Monday, October 29, 2018
Susan Loza, associate professor of critical race, gender, and media studies at Hampshire College, examines how the resurrected Apes franchise simultaneously reactivates fears about miscegenation, degeneration, mutation, and subjugation while mystifying the historical roots of white supremacist fantasies.
Susana Loza teaches cultural studies, critical race theory, film and media studies, popular music, feminist theory, and ethnic studies at Hampshire College in Holyoke, Massachusetts. Her most recent book, Speculative Imperialisms: Monstrosity and Masquerade in Postracial Times, explores the resurgence of ethnic simulation in science fiction and fantasy in a putatively post-colonial era. Her next project, Settler Colonial Gothic, excavates the (settler) colonial ideologies and gothic elements of contemporary US horror television and film.
Loza received her B.A. degrees in political science and psychology from Stanford University, and a Ph.D. in Comparative Ethnic Studies from the University of California at Berkeley. Her research interests include the social construction of race and sex in speculative media; power, privilege and cultural appropriation; gender and ethnic performativity in digital spaces; the politics of sampling and remixing; colonial cosplay in steampunk; the activist potential of social media; and the post-racial turn in popular culture.

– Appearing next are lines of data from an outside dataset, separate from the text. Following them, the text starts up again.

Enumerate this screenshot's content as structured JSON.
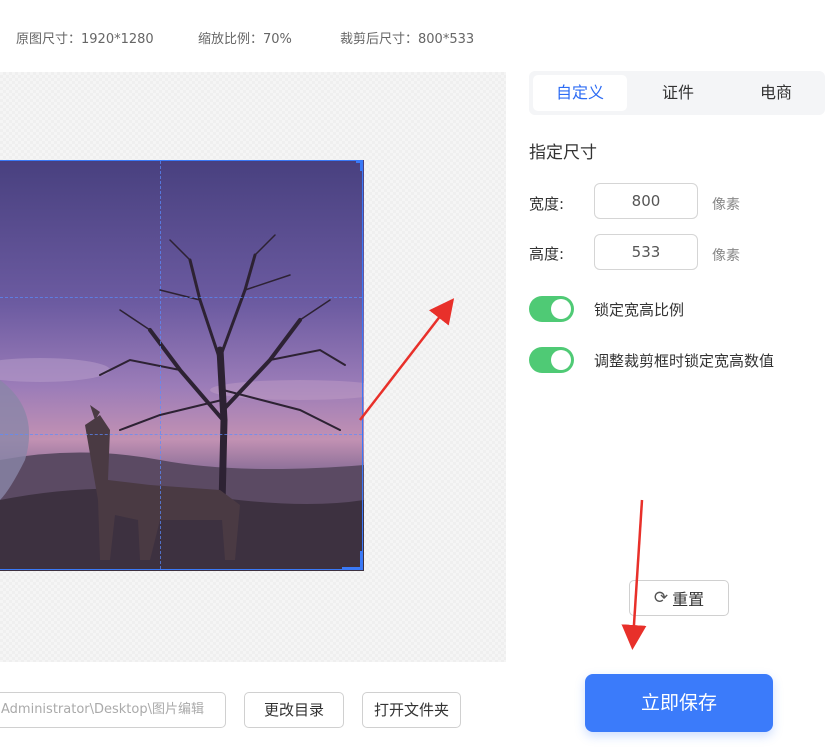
{
  "info": {
    "original_size": "原图尺寸：1920*1280",
    "zoom": "缩放比例：70%",
    "cropped_size": "裁剪后尺寸：800*533"
  },
  "tabs": [
    "自定义",
    "证件",
    "电商"
  ],
  "active_tab": "自定义",
  "panel": {
    "section_title": "指定尺寸",
    "width_label": "宽度:",
    "width_value": "800",
    "height_label": "高度:",
    "height_value": "533",
    "unit": "像素",
    "toggle_lock_ratio": "锁定宽高比例",
    "toggle_lock_values": "调整裁剪框时锁定宽高数值",
    "reset_label": "重置"
  },
  "bottom": {
    "path_value": "Administrator\\Desktop\\图片编辑",
    "change_dir_label": "更改目录",
    "open_folder_label": "打开文件夹",
    "save_label": "立即保存"
  },
  "colors": {
    "accent": "#3b7bfa",
    "toggle_on": "#4fca75",
    "arrow": "#e8302a"
  }
}
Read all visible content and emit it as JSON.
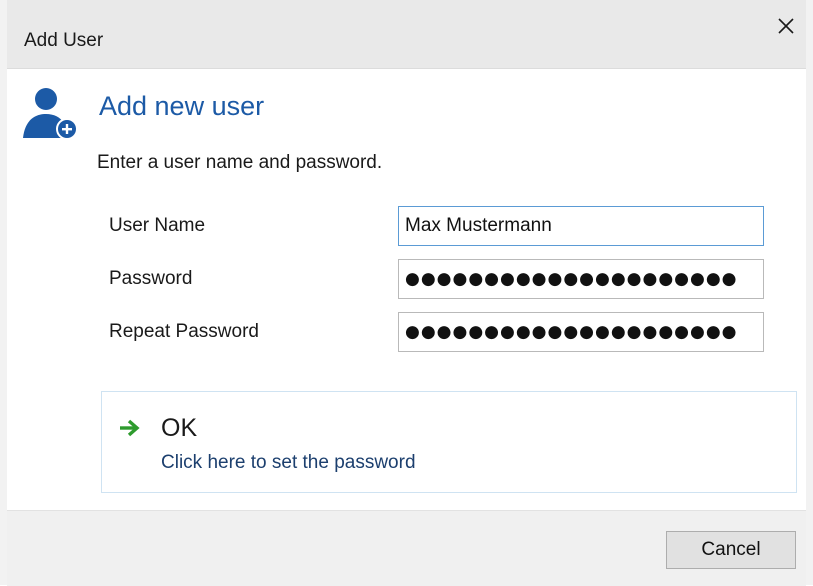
{
  "window": {
    "title": "Add User",
    "close_icon": "close-icon"
  },
  "header": {
    "icon": "add-user-icon",
    "title": "Add new user"
  },
  "instruction": "Enter a user name and password.",
  "form": {
    "username": {
      "label": "User Name",
      "value": "Max Mustermann"
    },
    "password": {
      "label": "Password",
      "value": "●●●●●●●●●●●●●●●●●●●●●"
    },
    "repeat_password": {
      "label": "Repeat Password",
      "value": "●●●●●●●●●●●●●●●●●●●●●"
    }
  },
  "ok_action": {
    "icon": "arrow-right-icon",
    "title": "OK",
    "description": "Click here to set the password",
    "accent": "#2e9b2e"
  },
  "footer": {
    "cancel_label": "Cancel"
  },
  "colors": {
    "heading": "#1c5aa6",
    "icon": "#1c5aa6",
    "focus_border": "#5b9bd5"
  }
}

A prolific writer, Loza’s writings include Vampires, Queers, and Other Monsters: Against the Homonormativity of True Blood, Hashtag Feminism, #SolidarityIsForWhiteWomen, and the Other #FemFuture, Samples of the Past: Performative Nostalgia, Illicit Sounds, and Cultural Transformation in Latin House Music, Sampling (Hetero)sexuality: Diva-ness and Discipline in Electronic Dance Music, and Orientalism and Film Noir: Subjective Sins and Othered Desires.”